Assignment
Count the lines of data below that include "TOTALS". Provide only the number.

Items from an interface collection
↓
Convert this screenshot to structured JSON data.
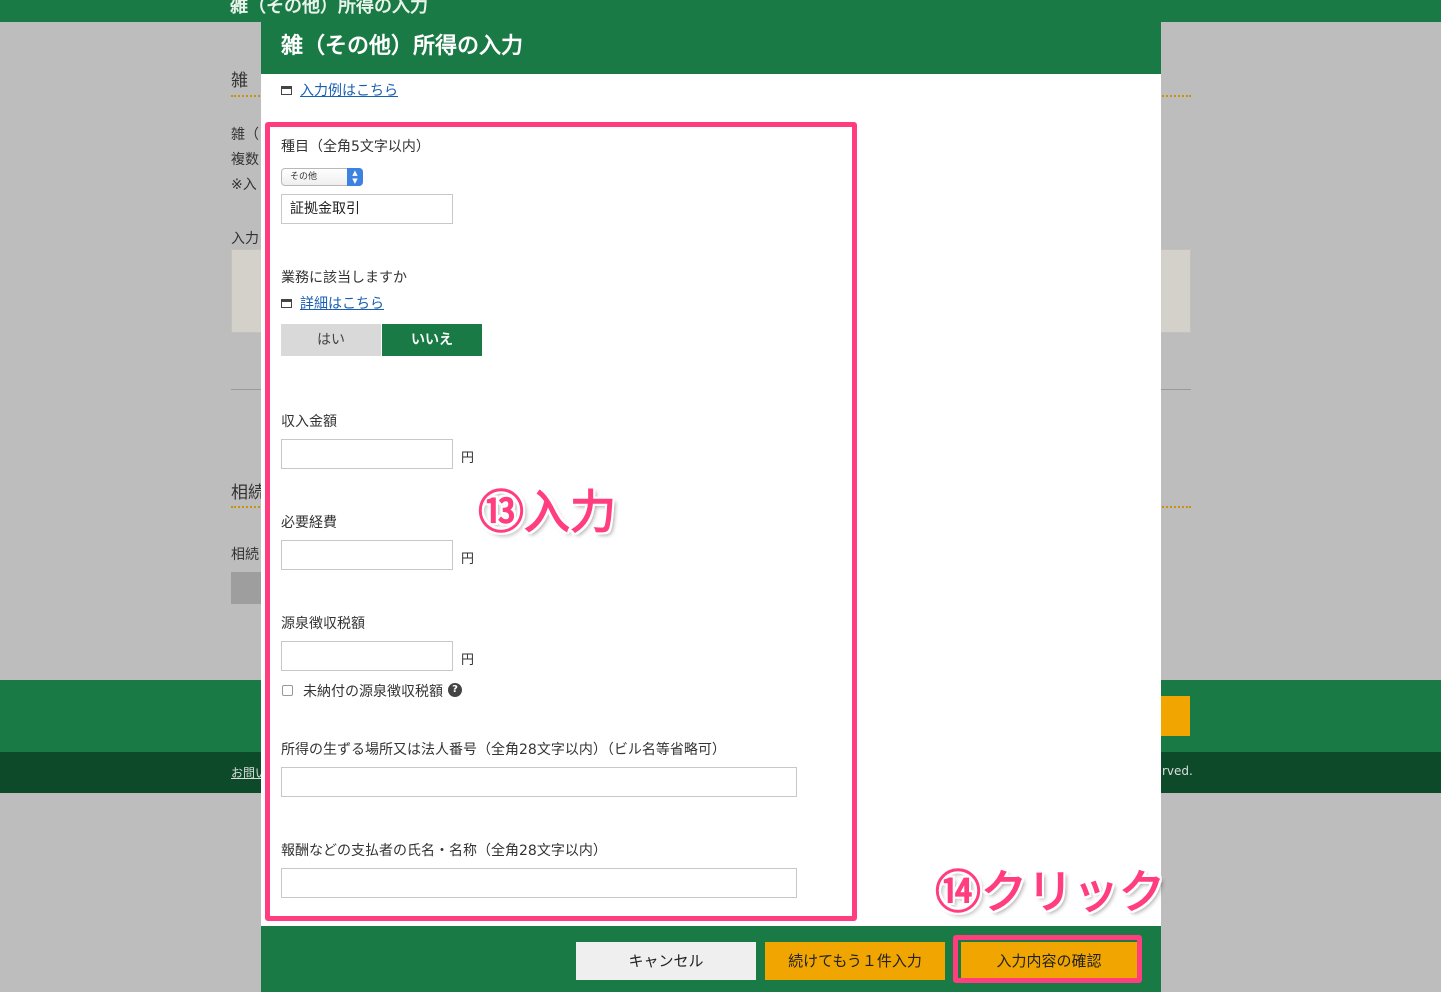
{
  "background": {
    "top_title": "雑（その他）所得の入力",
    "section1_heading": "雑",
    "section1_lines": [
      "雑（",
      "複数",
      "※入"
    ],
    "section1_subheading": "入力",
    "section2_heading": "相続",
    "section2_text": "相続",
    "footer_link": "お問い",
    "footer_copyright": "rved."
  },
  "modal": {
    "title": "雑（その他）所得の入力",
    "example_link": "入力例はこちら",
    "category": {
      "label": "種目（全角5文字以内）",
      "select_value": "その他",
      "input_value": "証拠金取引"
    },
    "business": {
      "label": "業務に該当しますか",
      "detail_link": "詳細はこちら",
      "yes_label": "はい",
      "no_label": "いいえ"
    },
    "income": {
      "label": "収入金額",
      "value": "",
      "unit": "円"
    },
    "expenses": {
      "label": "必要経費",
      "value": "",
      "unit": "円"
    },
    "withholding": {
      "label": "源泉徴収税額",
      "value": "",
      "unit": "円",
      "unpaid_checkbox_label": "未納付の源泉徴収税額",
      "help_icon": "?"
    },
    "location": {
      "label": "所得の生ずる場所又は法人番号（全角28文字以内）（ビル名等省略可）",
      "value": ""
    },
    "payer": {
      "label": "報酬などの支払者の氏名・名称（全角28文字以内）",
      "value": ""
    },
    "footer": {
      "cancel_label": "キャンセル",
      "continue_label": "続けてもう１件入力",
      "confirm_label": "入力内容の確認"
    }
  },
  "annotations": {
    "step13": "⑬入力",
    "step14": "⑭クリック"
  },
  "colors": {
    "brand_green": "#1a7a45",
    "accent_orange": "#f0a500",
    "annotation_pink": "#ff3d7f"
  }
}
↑
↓
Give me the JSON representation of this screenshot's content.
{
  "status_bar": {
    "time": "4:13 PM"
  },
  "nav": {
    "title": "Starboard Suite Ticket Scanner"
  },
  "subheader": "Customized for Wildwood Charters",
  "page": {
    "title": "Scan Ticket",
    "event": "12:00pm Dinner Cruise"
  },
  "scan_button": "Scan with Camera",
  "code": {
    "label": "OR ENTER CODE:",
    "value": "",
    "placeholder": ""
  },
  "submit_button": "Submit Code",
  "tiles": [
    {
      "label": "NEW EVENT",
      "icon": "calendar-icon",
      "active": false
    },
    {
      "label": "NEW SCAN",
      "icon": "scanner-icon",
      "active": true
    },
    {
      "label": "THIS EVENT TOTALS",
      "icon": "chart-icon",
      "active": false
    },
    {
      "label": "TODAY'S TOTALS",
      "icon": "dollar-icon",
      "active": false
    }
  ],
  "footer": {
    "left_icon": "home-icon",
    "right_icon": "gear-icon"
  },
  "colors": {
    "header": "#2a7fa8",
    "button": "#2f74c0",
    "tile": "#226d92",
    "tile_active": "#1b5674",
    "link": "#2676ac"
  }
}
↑
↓
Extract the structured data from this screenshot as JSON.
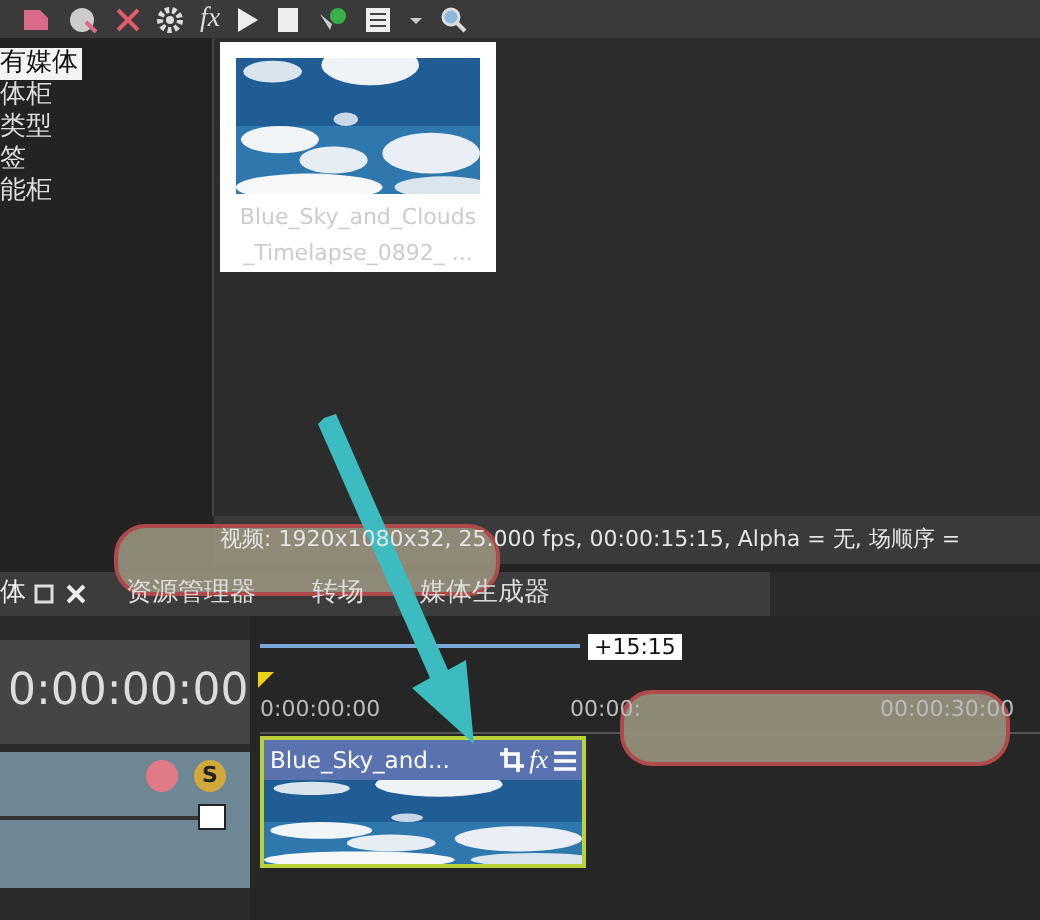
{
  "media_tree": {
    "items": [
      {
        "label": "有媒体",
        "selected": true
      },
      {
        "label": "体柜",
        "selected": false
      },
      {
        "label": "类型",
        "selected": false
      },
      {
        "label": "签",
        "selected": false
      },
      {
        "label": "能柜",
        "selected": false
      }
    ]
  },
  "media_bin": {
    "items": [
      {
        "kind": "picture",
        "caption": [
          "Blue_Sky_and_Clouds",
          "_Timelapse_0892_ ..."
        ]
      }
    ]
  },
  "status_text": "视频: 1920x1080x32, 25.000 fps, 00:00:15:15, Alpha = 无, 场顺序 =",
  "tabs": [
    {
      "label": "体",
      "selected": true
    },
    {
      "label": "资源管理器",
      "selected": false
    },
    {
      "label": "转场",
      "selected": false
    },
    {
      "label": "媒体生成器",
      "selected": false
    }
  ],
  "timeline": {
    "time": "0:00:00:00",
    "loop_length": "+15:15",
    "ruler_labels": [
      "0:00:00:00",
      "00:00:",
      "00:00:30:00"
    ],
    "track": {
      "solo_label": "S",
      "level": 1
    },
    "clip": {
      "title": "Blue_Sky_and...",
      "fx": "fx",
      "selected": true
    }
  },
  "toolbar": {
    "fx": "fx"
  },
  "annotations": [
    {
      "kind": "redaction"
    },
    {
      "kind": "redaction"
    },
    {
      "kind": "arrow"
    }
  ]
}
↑
Exercise output
2